Step Inside the Neighborhoods Where Houston Rap Was Born
Our goal when we started this project in 2004 was to document the culture of rap music in Houston, Texas. Two decades had then passed since the release of Houston’s first rap record, and over that time an entire culture with its own sound, slang, drugs, and cars had developed out of some of the city’s poorest neighborhoods. Houston artists were pioneering and prolific, creating a self-sufficient music industry with little support from the mainstream. You had a hometown success story in Fifth Ward’s Geto Boys, but Houston as a whole had never been considered as an epicenter of rap music. We had no idea at the time, but that was exactly what was about to happen.
In virtually every prism through which one can view a city, Houston has always been sidelined, overlooked, or dismissed, but that has shaped the identity of its rap scene. When the popularity of the song “Still Tippin’” drew national attention to Houston rap music in 2005, the foundations of the city’s rap economy were so strong that little really changed. Artists can and do make entire careers in Houston, having built them in the communities of Fifth Ward, Third Ward, South Park, and the Southside. This book evolved into a story about those neighborhoods—bringing us both the good and the bad. We captured the love of music in Houston and the independent spirit of its artists, but we also got crime, violence, poverty, sex, drugs, and the lingering effects of the crack epidemic that has ravaged these communities.
Houston is more industrial business center than centralized city. A network of mini-downtowns, inner-city suburbs, shopping malls, and gargantuan freeways slice up a sprawling landscape surrounded by planned communities populated through NASA and the industries of energy and medicine. Lenient zoning laws and low taxes, coupled with ongoing gentrification, have transformed the city from within, rendering some areas unrecognizable and others lost forever.

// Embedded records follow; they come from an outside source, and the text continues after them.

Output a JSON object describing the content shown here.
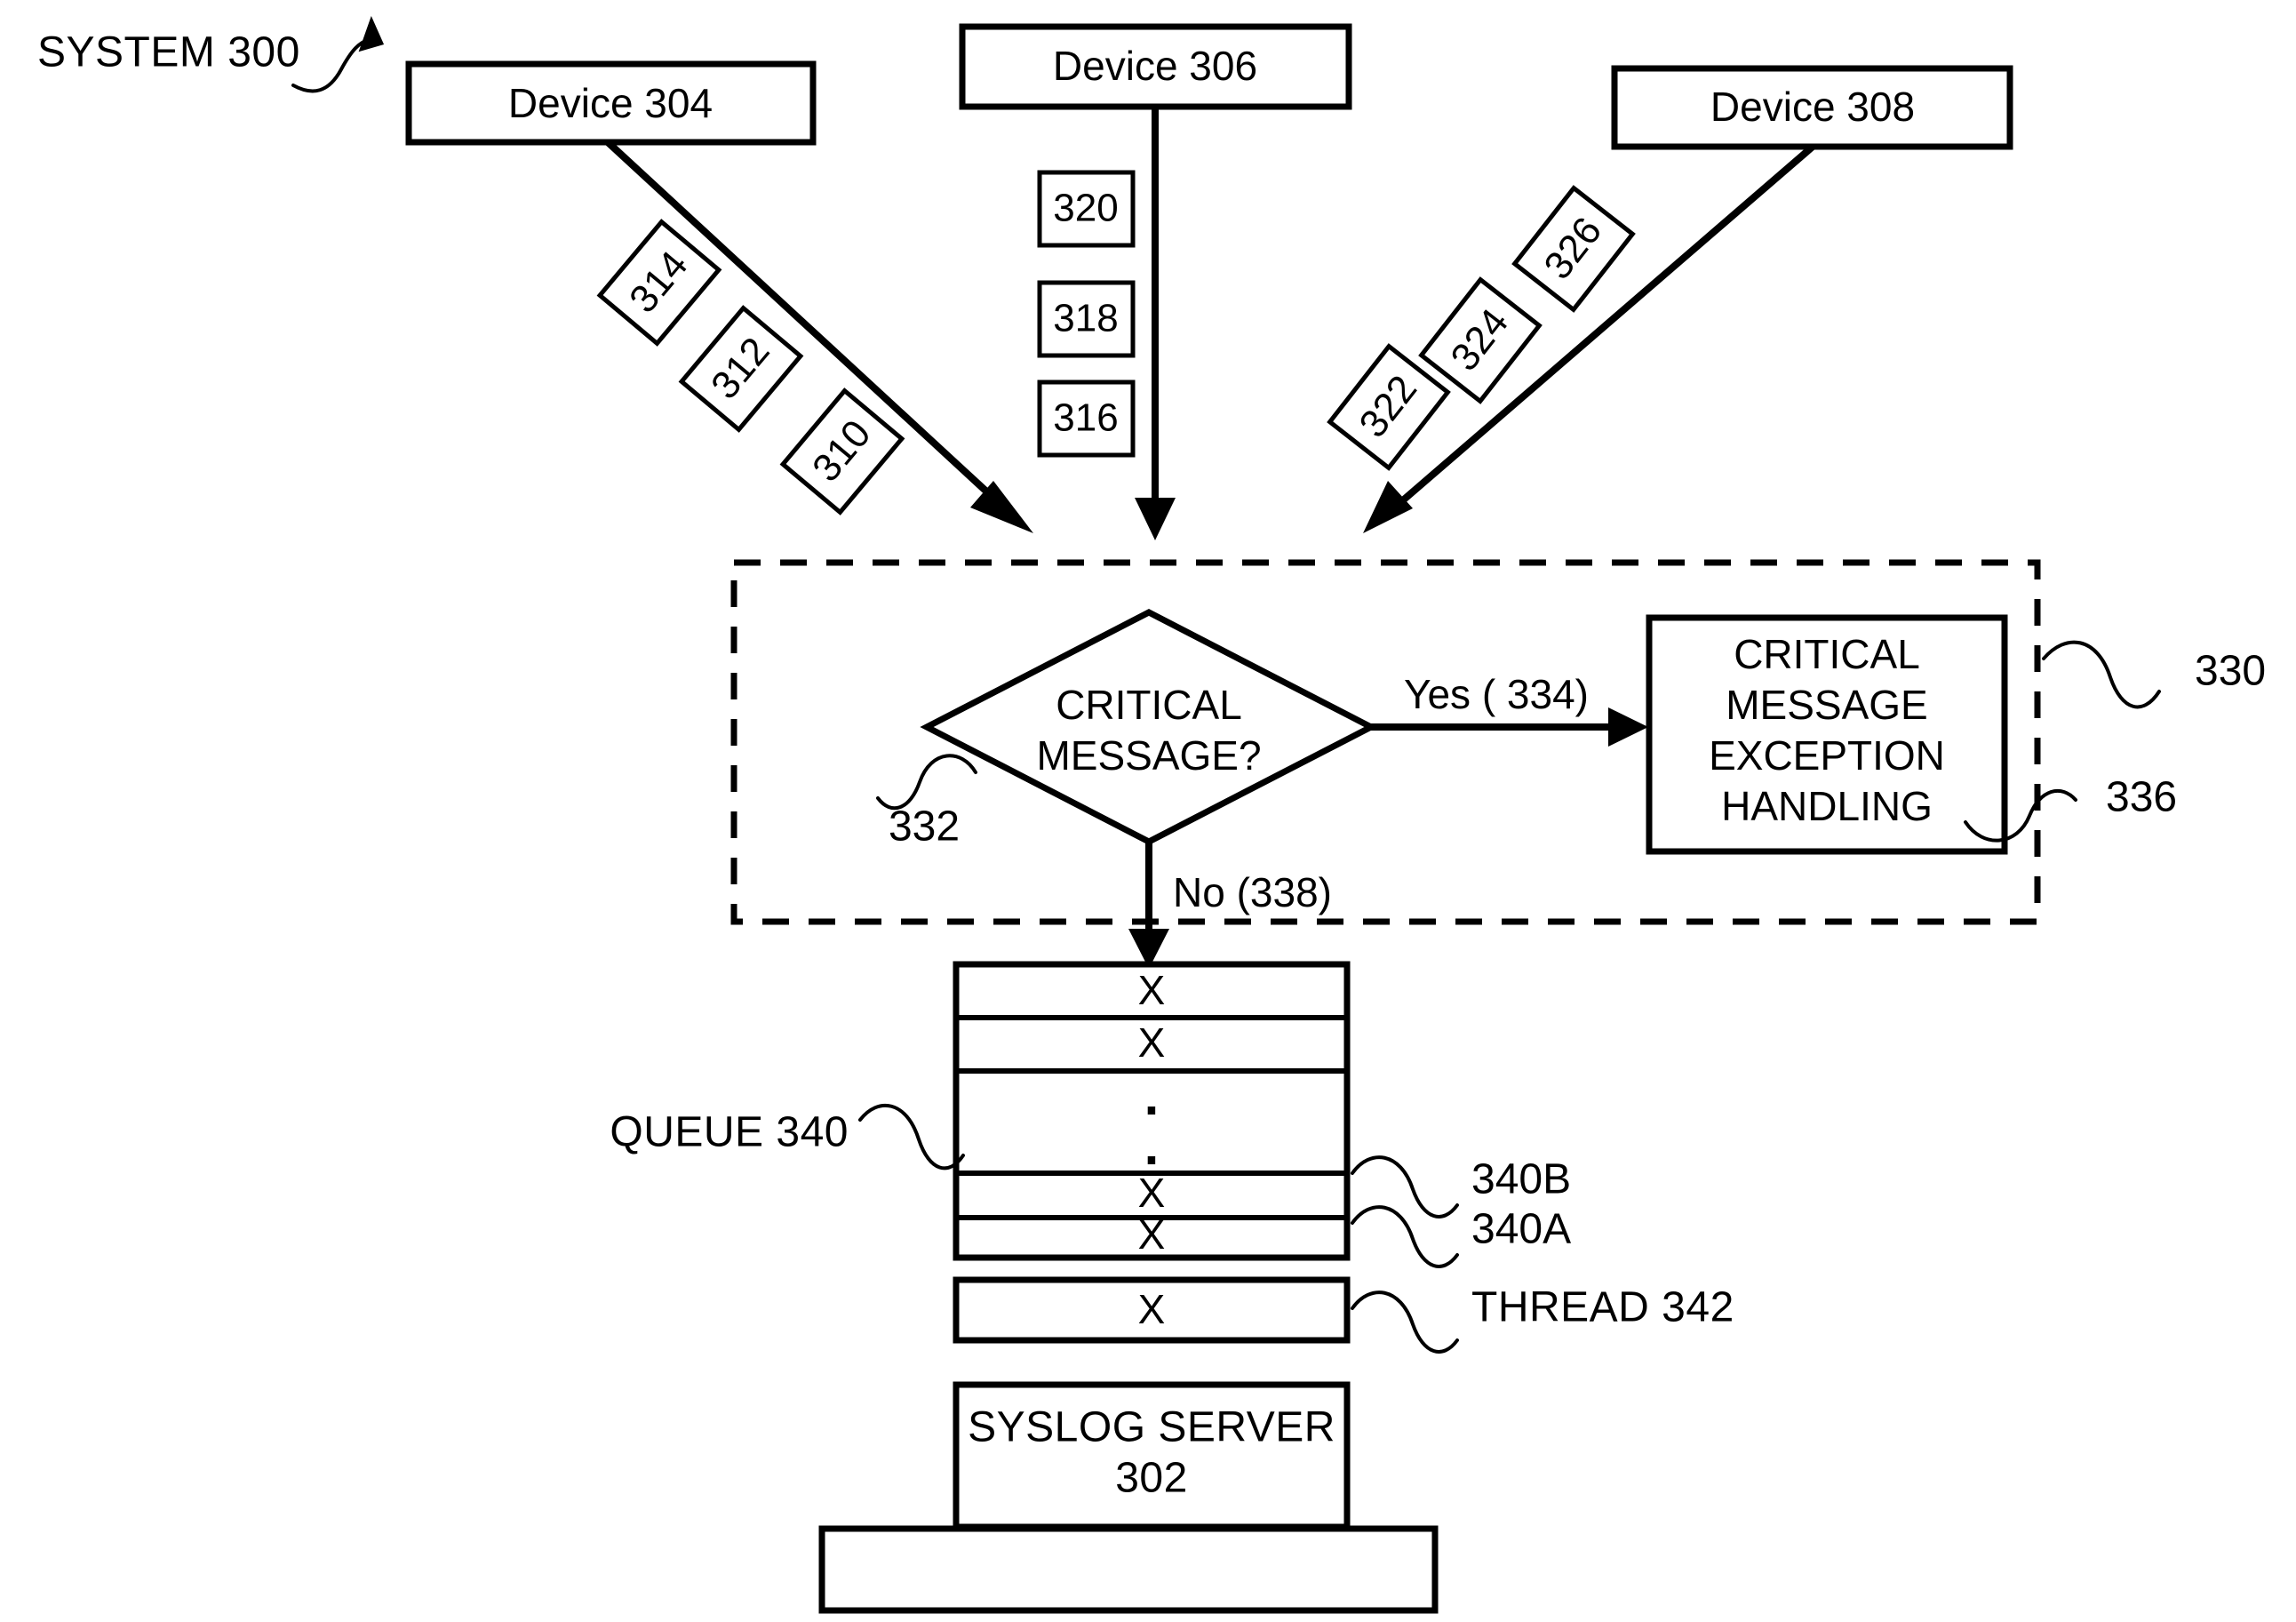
{
  "figure": {
    "title": "SYSTEM 300",
    "background_color": "#ffffff",
    "line_color": "#000000"
  },
  "devices": [
    {
      "label": "Device 304",
      "name": "device-304"
    },
    {
      "label": "Device 306",
      "name": "device-306"
    },
    {
      "label": "Device 308",
      "name": "device-308"
    }
  ],
  "message_labels": {
    "left_diagonal": [
      "314",
      "312",
      "310"
    ],
    "center_stack": [
      "320",
      "318",
      "316"
    ],
    "right_diagonal": [
      "322",
      "324",
      "326"
    ]
  },
  "exception_region": {
    "ref": "330",
    "decision": {
      "line1": "CRITICAL",
      "line2": "MESSAGE?",
      "ref": "332"
    },
    "yes_branch_label": "Yes ( 334)",
    "no_branch_label": "No (338)",
    "handler": {
      "line1": "CRITICAL",
      "line2": "MESSAGE",
      "line3": "EXCEPTION",
      "line4": "HANDLING",
      "ref": "336"
    }
  },
  "queue": {
    "label": "QUEUE 340",
    "rows": [
      {
        "mark": "X",
        "kind": "entry"
      },
      {
        "mark": "X",
        "kind": "entry"
      },
      {
        "mark": "",
        "kind": "ellipsis"
      },
      {
        "mark": "X",
        "kind": "entry",
        "ref": "340B"
      },
      {
        "mark": "X",
        "kind": "entry",
        "ref": "340A"
      }
    ],
    "ellipsis_dots": [
      ".",
      "."
    ],
    "ref_upper": "340B",
    "ref_lower": "340A"
  },
  "thread": {
    "mark": "X",
    "label": "THREAD 342"
  },
  "server": {
    "line1": "SYSLOG SERVER",
    "line2": "302"
  },
  "base_plate": {
    "label": ""
  }
}
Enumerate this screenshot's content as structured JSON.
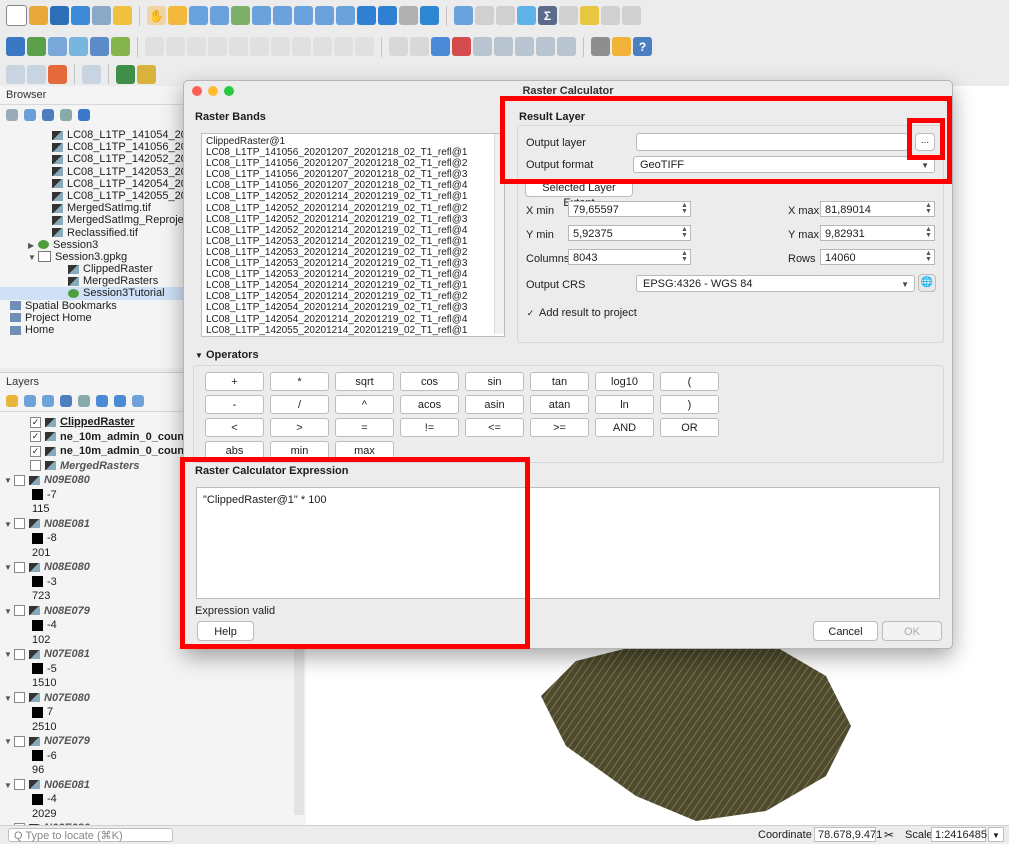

The neighborhoods represented in this book are some of Houston’s oldest, with deep roots that reach back decades to the many notable blues musicians who come from the very same areas as the rappers. But as rich as their contributions have proven to be, these communities still find themselves saddled with age-old struggles. The prison-industrial complex looms large, as do issues with health, education, and city services, even as other areas of Houston continue to boom. Such issues are often overlooked until, as we saw with historic Fourth Ward, your area remains invisible until they want to push you out of it.
These communities have given birth to some of the finest musical treasures of the South, completely on their own terms. We hear the independent nature of Houston rap in the stories of dope dealers who created record labels to clean up their money, selling music out of car trunks and cutting out the middleman. We see it when, rather than lobbying to get their songs on the radio, members of Houston’s rap community introduce their music by cross promoting between the city’s massive hip-hop clubs and its strip clubs, where DJs and dancers break in new songs after hours. We heard from artists, DJs, producers, label owners, promoters, dancers, pimps, drug dealers, and everyday local residents. We talked to people who felt they had no way out, and to those who found one.
As is the case with The Houston Rap Tapes, this volume’s companion book of interviews, there are many names you will recognize here and some that you might not. But to understand Houston’s history, you have to look deeper than its biggest stars. It would take many more faces and voices to make this complete. This is just an introduction.
This essay is excerpted from the book Houston Rap by Lance Scott Walker, Peter Beste, and Johan Kugelberg, published by Sinecure Books in 2013. The Houston Rap Tapes, a companion book of interviews, was published in 2014. Photo Essay is a monthly series on the CMOA Blog that features images from both emerging and established photographers working in a variety of styles—from documentary and conceptual, to fine art and commercial. For past installments, visit the archives.